(Data entries)
=-=-=-=-=

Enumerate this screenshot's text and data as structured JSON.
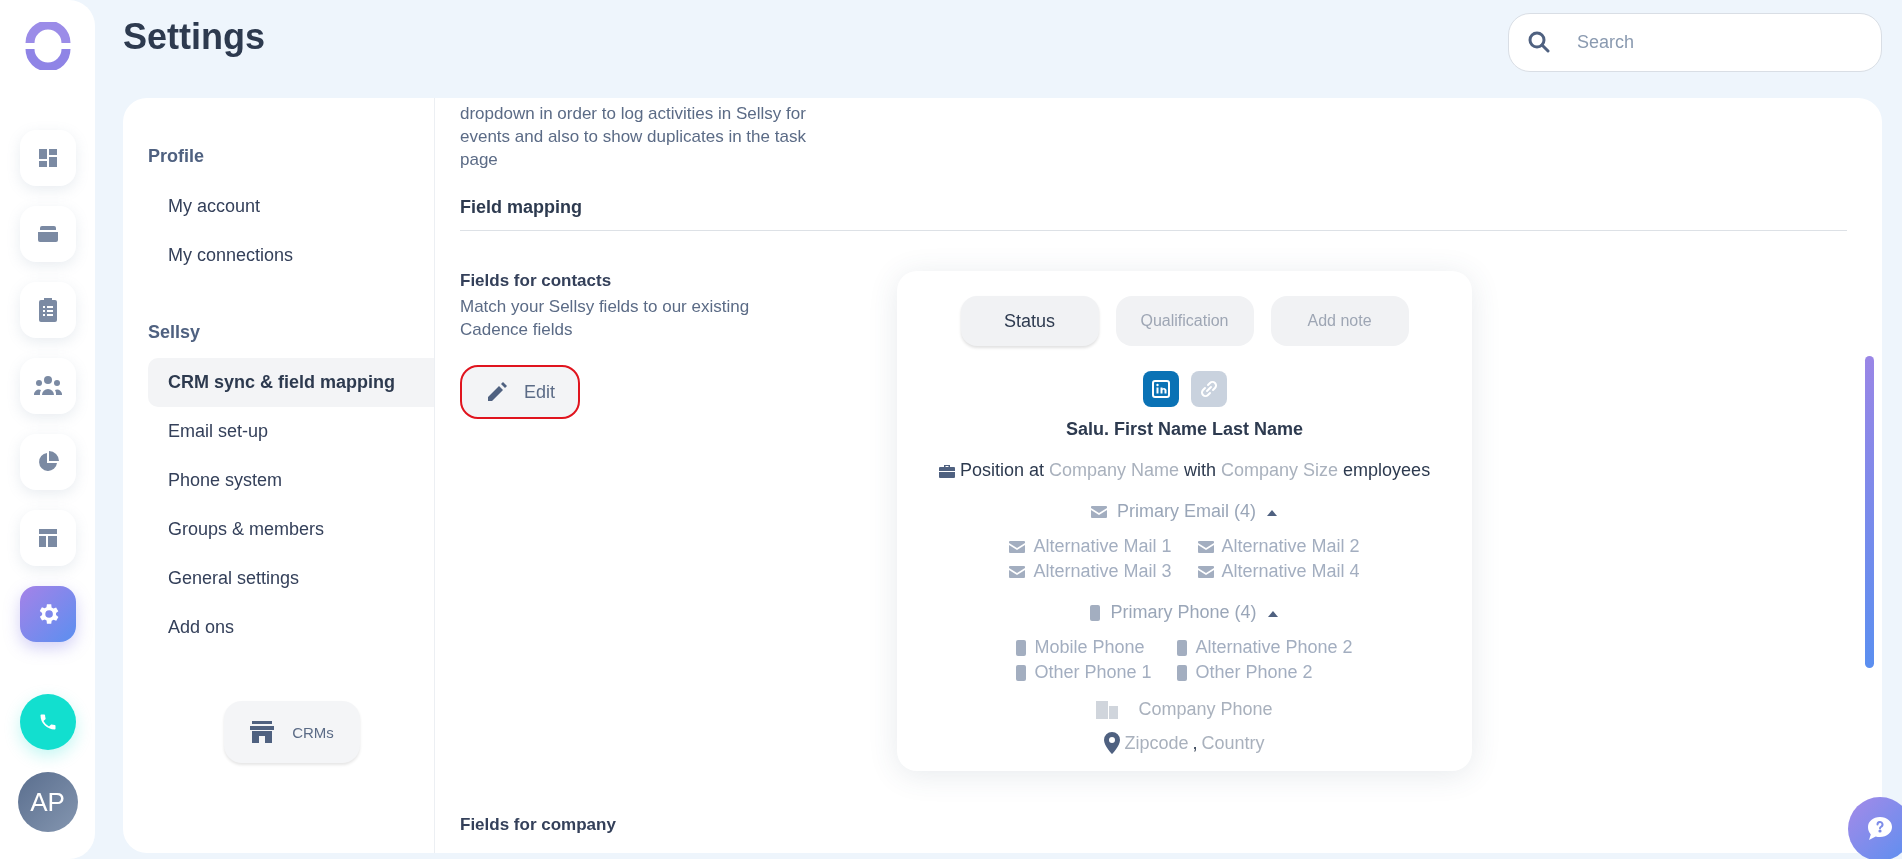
{
  "rail": {
    "items": [
      {
        "selected": false
      },
      {
        "selected": false
      },
      {
        "selected": false
      },
      {
        "selected": false
      },
      {
        "selected": false
      },
      {
        "selected": false
      },
      {
        "selected": true
      }
    ],
    "avatar": "AP"
  },
  "header": {
    "title": "Settings",
    "search": {
      "placeholder": "Search"
    }
  },
  "nav": {
    "sections": [
      {
        "title": "Profile",
        "items": [
          {
            "label": "My account",
            "selected": false
          },
          {
            "label": "My connections",
            "selected": false
          }
        ]
      },
      {
        "title": "Sellsy",
        "items": [
          {
            "label": "CRM sync & field mapping",
            "selected": true
          },
          {
            "label": "Email set-up",
            "selected": false
          },
          {
            "label": "Phone system",
            "selected": false
          },
          {
            "label": "Groups & members",
            "selected": false
          },
          {
            "label": "General settings",
            "selected": false
          },
          {
            "label": "Add ons",
            "selected": false
          }
        ]
      }
    ],
    "crms_button": "CRMs"
  },
  "content": {
    "intro": "dropdown in order to log activities in Sellsy for events and also to show duplicates in the task page",
    "section_title": "Field mapping",
    "contacts": {
      "title": "Fields for contacts",
      "description": "Match your Sellsy fields to our existing Cadence fields",
      "edit_button": "Edit"
    },
    "card": {
      "tabs": [
        {
          "label": "Status",
          "selected": true
        },
        {
          "label": "Qualification",
          "selected": false
        },
        {
          "label": "Add note",
          "selected": false
        }
      ],
      "name": "Salu. First Name Last Name",
      "position": [
        {
          "text": "Position at",
          "muted": false
        },
        {
          "text": "Company Name",
          "muted": true
        },
        {
          "text": "with",
          "muted": false
        },
        {
          "text": "Company Size",
          "muted": true
        },
        {
          "text": "employees",
          "muted": false
        }
      ],
      "email_group": {
        "label": "Primary Email (4)",
        "expanded": true,
        "items": [
          "Alternative Mail 1",
          "Alternative Mail 2",
          "Alternative Mail 3",
          "Alternative Mail 4"
        ]
      },
      "phone_group": {
        "label": "Primary Phone (4)",
        "expanded": true,
        "items": [
          "Mobile Phone",
          "Alternative Phone 2",
          "Other Phone 1",
          "Other Phone 2"
        ]
      },
      "company_phone": "Company Phone",
      "location": [
        {
          "text": "Zipcode",
          "muted": true
        },
        {
          "text": ",",
          "muted": false
        },
        {
          "text": "Country",
          "muted": true
        }
      ]
    },
    "company_title": "Fields for company"
  }
}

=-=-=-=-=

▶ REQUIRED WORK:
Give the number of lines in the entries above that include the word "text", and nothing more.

▶ ANSWER TO THIS TASK:
9